## YOUR OBJECTIVE
Write the data out in full and word for word. Do not include images.

## ENTRIES SUPPLIED
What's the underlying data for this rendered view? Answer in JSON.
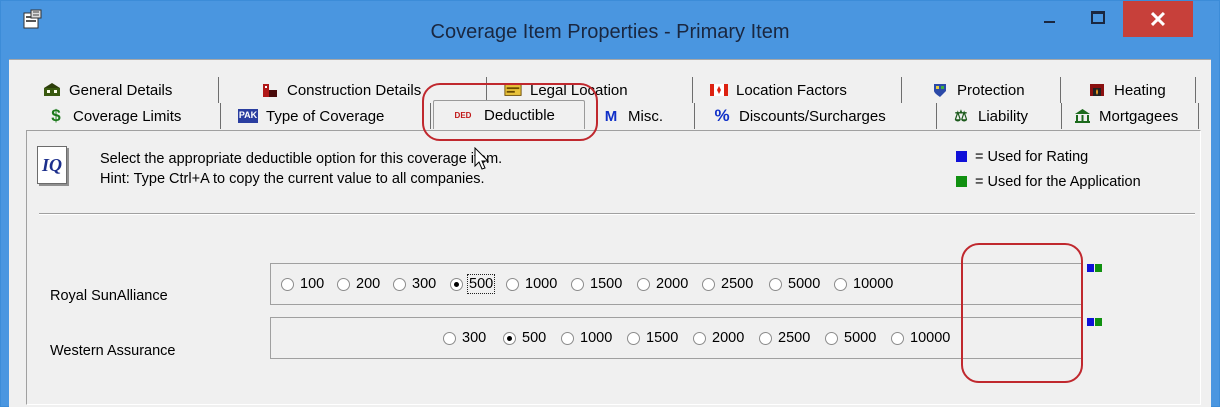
{
  "window": {
    "title": "Coverage Item Properties - Primary Item",
    "close_glyph": "✕"
  },
  "tabs_back": [
    {
      "label": "General Details",
      "icon": "house-icon"
    },
    {
      "label": "Construction Details",
      "icon": "building-icon"
    },
    {
      "label": "Legal Location",
      "icon": "map-icon"
    },
    {
      "label": "Location Factors",
      "icon": "canada-flag-icon"
    },
    {
      "label": "Protection",
      "icon": "shield-icon"
    },
    {
      "label": "Heating",
      "icon": "fireplace-icon"
    }
  ],
  "tabs_front": [
    {
      "label": "Coverage Limits",
      "icon": "dollar-icon",
      "glyph": "$"
    },
    {
      "label": "Type of Coverage",
      "icon": "pak-icon",
      "glyph": "PAK"
    },
    {
      "label": "Deductible",
      "icon": "ded-icon",
      "glyph": "DED",
      "active": true
    },
    {
      "label": "Misc.",
      "icon": "m-icon",
      "glyph": "M"
    },
    {
      "label": "Discounts/Surcharges",
      "icon": "percent-icon",
      "glyph": "%"
    },
    {
      "label": "Liability",
      "icon": "scales-icon",
      "glyph": "⚖"
    },
    {
      "label": "Mortgagees",
      "icon": "bank-icon",
      "glyph": "🏛"
    }
  ],
  "instructions": {
    "line1": "Select the appropriate deductible option for this coverage item.",
    "line2": "Hint: Type Ctrl+A to copy the current value to all companies.",
    "icon_text": "IQ"
  },
  "legend": {
    "rating": "= Used for Rating",
    "application": "= Used for the Application",
    "rating_color": "#1010d8",
    "application_color": "#109010"
  },
  "companies": [
    {
      "name": "Royal SunAlliance",
      "options": [
        "100",
        "200",
        "300",
        "500",
        "1000",
        "1500",
        "2000",
        "2500",
        "5000",
        "10000"
      ],
      "selected": "500"
    },
    {
      "name": "Western Assurance",
      "options": [
        "300",
        "500",
        "1000",
        "1500",
        "2000",
        "2500",
        "5000",
        "10000"
      ],
      "selected": "500"
    }
  ],
  "colors": {
    "titlebar": "#4a96e0",
    "close": "#c7403a",
    "callout": "#c0282e"
  }
}
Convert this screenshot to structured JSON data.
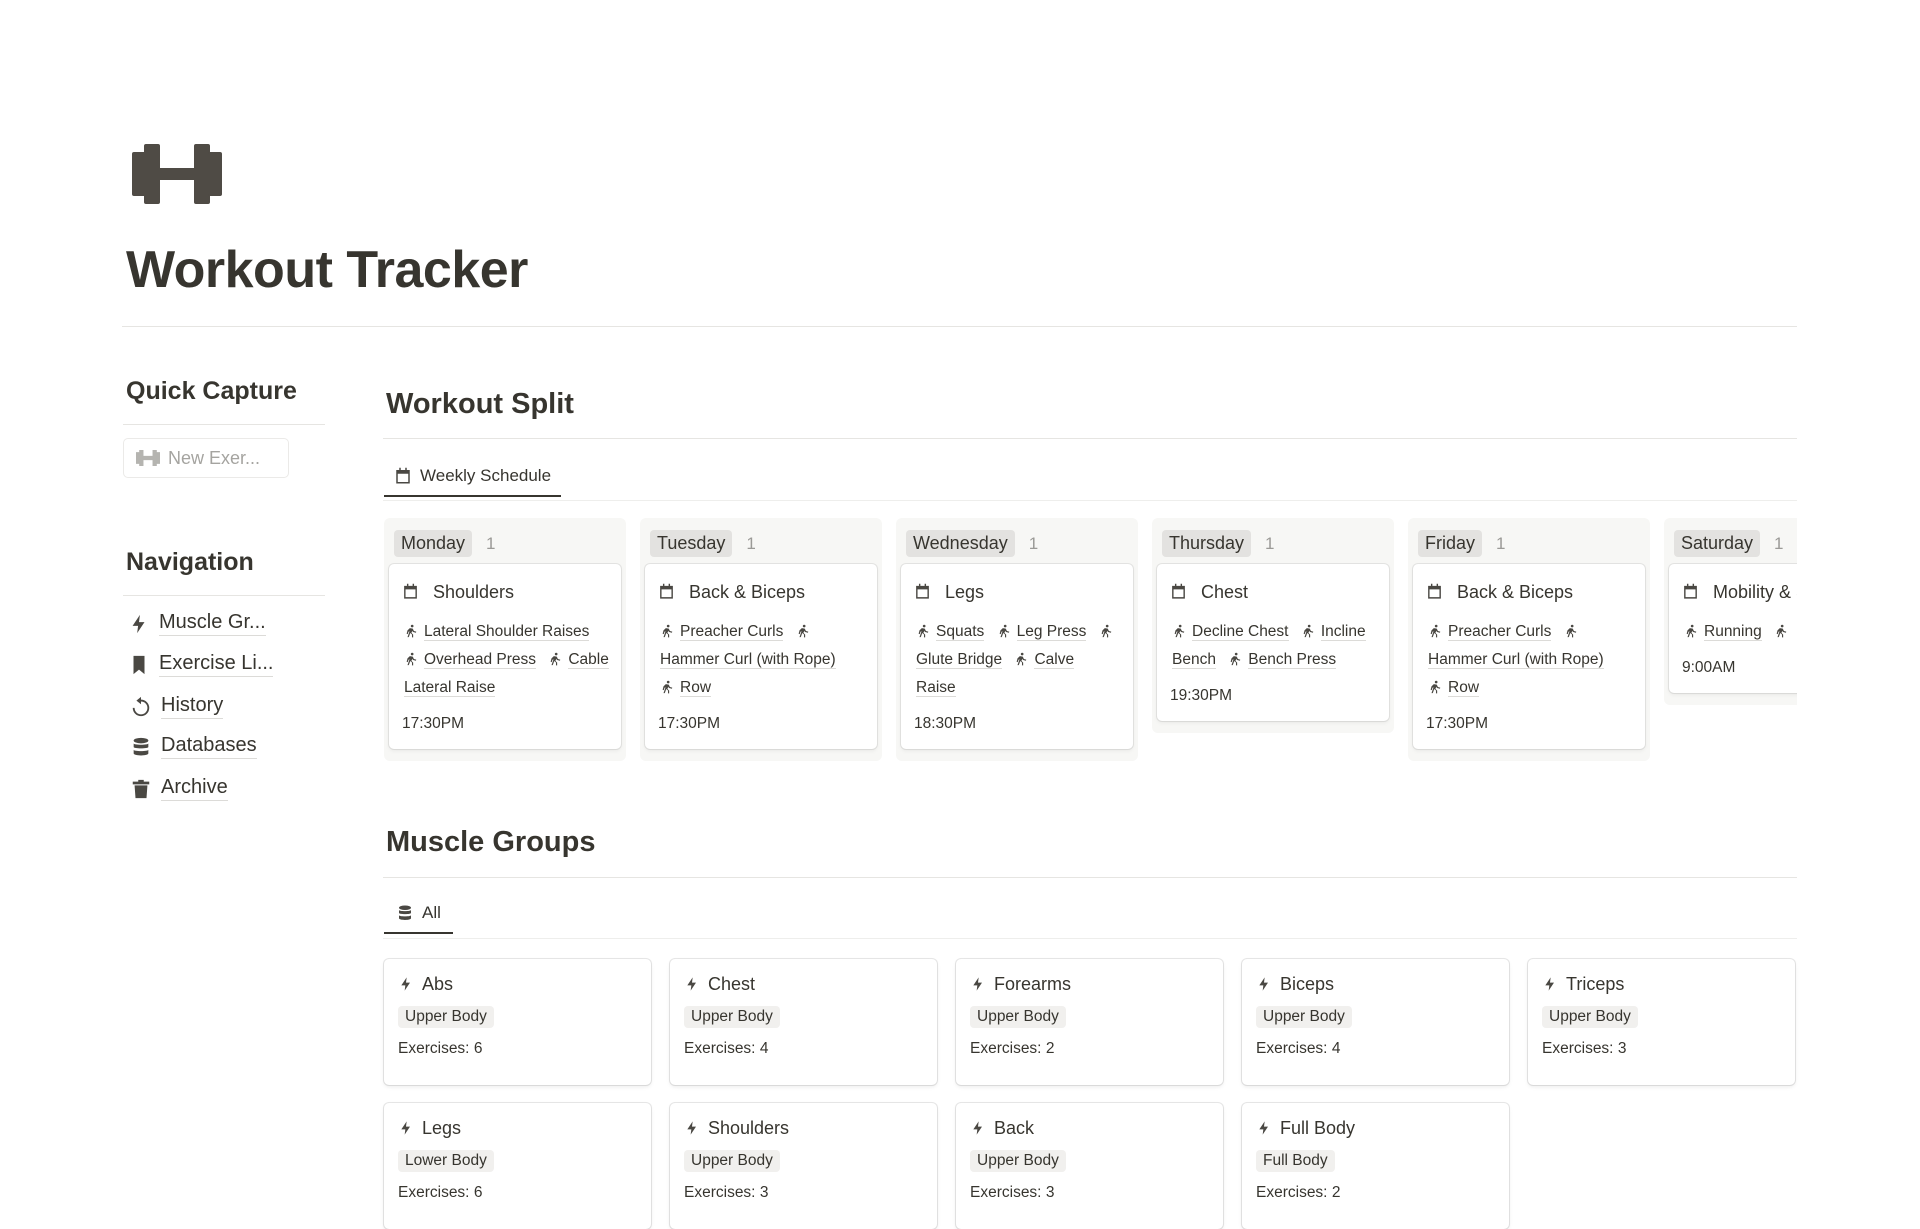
{
  "page": {
    "title": "Workout Tracker",
    "icon": "dumbbell-icon"
  },
  "sidebar": {
    "quick_capture": {
      "heading": "Quick Capture",
      "button_label": "New Exer..."
    },
    "navigation": {
      "heading": "Navigation",
      "items": [
        {
          "label": "Muscle Gr...",
          "icon": "bolt-icon"
        },
        {
          "label": "Exercise Li...",
          "icon": "bookmark-icon"
        },
        {
          "label": "History",
          "icon": "history-icon"
        },
        {
          "label": "Databases",
          "icon": "database-icon"
        },
        {
          "label": "Archive",
          "icon": "trash-icon"
        }
      ]
    }
  },
  "workout_split": {
    "heading": "Workout Split",
    "tab": "Weekly Schedule",
    "columns": [
      {
        "day": "Monday",
        "count": "1",
        "card": {
          "title": "Shoulders",
          "exercises": [
            "Lateral Shoulder Raises",
            "Overhead Press",
            "Cable Lateral Raise"
          ],
          "time": "17:30PM"
        }
      },
      {
        "day": "Tuesday",
        "count": "1",
        "card": {
          "title": "Back & Biceps",
          "exercises": [
            "Preacher Curls",
            "Hammer Curl (with Rope)",
            "Row"
          ],
          "time": "17:30PM"
        }
      },
      {
        "day": "Wednesday",
        "count": "1",
        "card": {
          "title": "Legs",
          "exercises": [
            "Squats",
            "Leg Press",
            "Glute Bridge",
            "Calve Raise"
          ],
          "time": "18:30PM"
        }
      },
      {
        "day": "Thursday",
        "count": "1",
        "card": {
          "title": "Chest",
          "exercises": [
            "Decline Chest",
            "Incline Bench",
            "Bench Press"
          ],
          "time": "19:30PM"
        }
      },
      {
        "day": "Friday",
        "count": "1",
        "card": {
          "title": "Back & Biceps",
          "exercises": [
            "Preacher Curls",
            "Hammer Curl (with Rope)",
            "Row"
          ],
          "time": "17:30PM"
        }
      },
      {
        "day": "Saturday",
        "count": "1",
        "card": {
          "title": "Mobility & Stretching",
          "exercises": [
            "Running",
            ""
          ],
          "time": "9:00AM"
        }
      }
    ]
  },
  "muscle_groups": {
    "heading": "Muscle Groups",
    "tab": "All",
    "count_label": "Exercises:",
    "cards": [
      {
        "name": "Abs",
        "tag": "Upper Body",
        "exercises": "6"
      },
      {
        "name": "Chest",
        "tag": "Upper Body",
        "exercises": "4"
      },
      {
        "name": "Forearms",
        "tag": "Upper Body",
        "exercises": "2"
      },
      {
        "name": "Biceps",
        "tag": "Upper Body",
        "exercises": "4"
      },
      {
        "name": "Triceps",
        "tag": "Upper Body",
        "exercises": "3"
      },
      {
        "name": "Legs",
        "tag": "Lower Body",
        "exercises": "6"
      },
      {
        "name": "Shoulders",
        "tag": "Upper Body",
        "exercises": "3"
      },
      {
        "name": "Back",
        "tag": "Upper Body",
        "exercises": "3"
      },
      {
        "name": "Full Body",
        "tag": "Full Body",
        "exercises": "2"
      }
    ]
  },
  "colors": {
    "text": "#37352f",
    "board_bg": "#f7f7f5",
    "tag_bg": "#e3e2e0"
  }
}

## YOUR RESPONSE
What's the underlying data for this rendered view? Answer in JSON.
{
  "window": {
    "title": "Coverage Item Properties - Primary Item",
    "close_glyph": "✕"
  },
  "tabs_back": [
    {
      "label": "General Details",
      "icon": "house-icon"
    },
    {
      "label": "Construction Details",
      "icon": "building-icon"
    },
    {
      "label": "Legal Location",
      "icon": "map-icon"
    },
    {
      "label": "Location Factors",
      "icon": "canada-flag-icon"
    },
    {
      "label": "Protection",
      "icon": "shield-icon"
    },
    {
      "label": "Heating",
      "icon": "fireplace-icon"
    }
  ],
  "tabs_front": [
    {
      "label": "Coverage Limits",
      "icon": "dollar-icon",
      "glyph": "$"
    },
    {
      "label": "Type of Coverage",
      "icon": "pak-icon",
      "glyph": "PAK"
    },
    {
      "label": "Deductible",
      "icon": "ded-icon",
      "glyph": "DED",
      "active": true
    },
    {
      "label": "Misc.",
      "icon": "m-icon",
      "glyph": "M"
    },
    {
      "label": "Discounts/Surcharges",
      "icon": "percent-icon",
      "glyph": "%"
    },
    {
      "label": "Liability",
      "icon": "scales-icon",
      "glyph": "⚖"
    },
    {
      "label": "Mortgagees",
      "icon": "bank-icon",
      "glyph": "🏛"
    }
  ],
  "instructions": {
    "line1": "Select the appropriate deductible option for this coverage item.",
    "line2": "Hint: Type Ctrl+A to copy the current value to all companies.",
    "icon_text": "IQ"
  },
  "legend": {
    "rating": "= Used for Rating",
    "application": "= Used for the Application",
    "rating_color": "#1010d8",
    "application_color": "#109010"
  },
  "companies": [
    {
      "name": "Royal SunAlliance",
      "options": [
        "100",
        "200",
        "300",
        "500",
        "1000",
        "1500",
        "2000",
        "2500",
        "5000",
        "10000"
      ],
      "selected": "500"
    },
    {
      "name": "Western Assurance",
      "options": [
        "300",
        "500",
        "1000",
        "1500",
        "2000",
        "2500",
        "5000",
        "10000"
      ],
      "selected": "500"
    }
  ],
  "colors": {
    "titlebar": "#4a96e0",
    "close": "#c7403a",
    "callout": "#c0282e"
  }
}
Convert this screenshot to structured JSON data.
{
  "page": {
    "title": "Workout Tracker",
    "icon": "dumbbell-icon"
  },
  "sidebar": {
    "quick_capture": {
      "heading": "Quick Capture",
      "button_label": "New Exer..."
    },
    "navigation": {
      "heading": "Navigation",
      "items": [
        {
          "label": "Muscle Gr...",
          "icon": "bolt-icon"
        },
        {
          "label": "Exercise Li...",
          "icon": "bookmark-icon"
        },
        {
          "label": "History",
          "icon": "history-icon"
        },
        {
          "label": "Databases",
          "icon": "database-icon"
        },
        {
          "label": "Archive",
          "icon": "trash-icon"
        }
      ]
    }
  },
  "workout_split": {
    "heading": "Workout Split",
    "tab": "Weekly Schedule",
    "columns": [
      {
        "day": "Monday",
        "count": "1",
        "card": {
          "title": "Shoulders",
          "exercises": [
            "Lateral Shoulder Raises",
            "Overhead Press",
            "Cable Lateral Raise"
          ],
          "time": "17:30PM"
        }
      },
      {
        "day": "Tuesday",
        "count": "1",
        "card": {
          "title": "Back & Biceps",
          "exercises": [
            "Preacher Curls",
            "Hammer Curl (with Rope)",
            "Row"
          ],
          "time": "17:30PM"
        }
      },
      {
        "day": "Wednesday",
        "count": "1",
        "card": {
          "title": "Legs",
          "exercises": [
            "Squats",
            "Leg Press",
            "Glute Bridge",
            "Calve Raise"
          ],
          "time": "18:30PM"
        }
      },
      {
        "day": "Thursday",
        "count": "1",
        "card": {
          "title": "Chest",
          "exercises": [
            "Decline Chest",
            "Incline Bench",
            "Bench Press"
          ],
          "time": "19:30PM"
        }
      },
      {
        "day": "Friday",
        "count": "1",
        "card": {
          "title": "Back & Biceps",
          "exercises": [
            "Preacher Curls",
            "Hammer Curl (with Rope)",
            "Row"
          ],
          "time": "17:30PM"
        }
      },
      {
        "day": "Saturday",
        "count": "1",
        "card": {
          "title": "Mobility & Stretching",
          "exercises": [
            "Running",
            ""
          ],
          "time": "9:00AM"
        }
      }
    ]
  },
  "muscle_groups": {
    "heading": "Muscle Groups",
    "tab": "All",
    "count_label": "Exercises:",
    "cards": [
      {
        "name": "Abs",
        "tag": "Upper Body",
        "exercises": "6"
      },
      {
        "name": "Chest",
        "tag": "Upper Body",
        "exercises": "4"
      },
      {
        "name": "Forearms",
        "tag": "Upper Body",
        "exercises": "2"
      },
      {
        "name": "Biceps",
        "tag": "Upper Body",
        "exercises": "4"
      },
      {
        "name": "Triceps",
        "tag": "Upper Body",
        "exercises": "3"
      },
      {
        "name": "Legs",
        "tag": "Lower Body",
        "exercises": "6"
      },
      {
        "name": "Shoulders",
        "tag": "Upper Body",
        "exercises": "3"
      },
      {
        "name": "Back",
        "tag": "Upper Body",
        "exercises": "3"
      },
      {
        "name": "Full Body",
        "tag": "Full Body",
        "exercises": "2"
      }
    ]
  },
  "colors": {
    "text": "#37352f",
    "board_bg": "#f7f7f5",
    "tag_bg": "#e3e2e0"
  }
}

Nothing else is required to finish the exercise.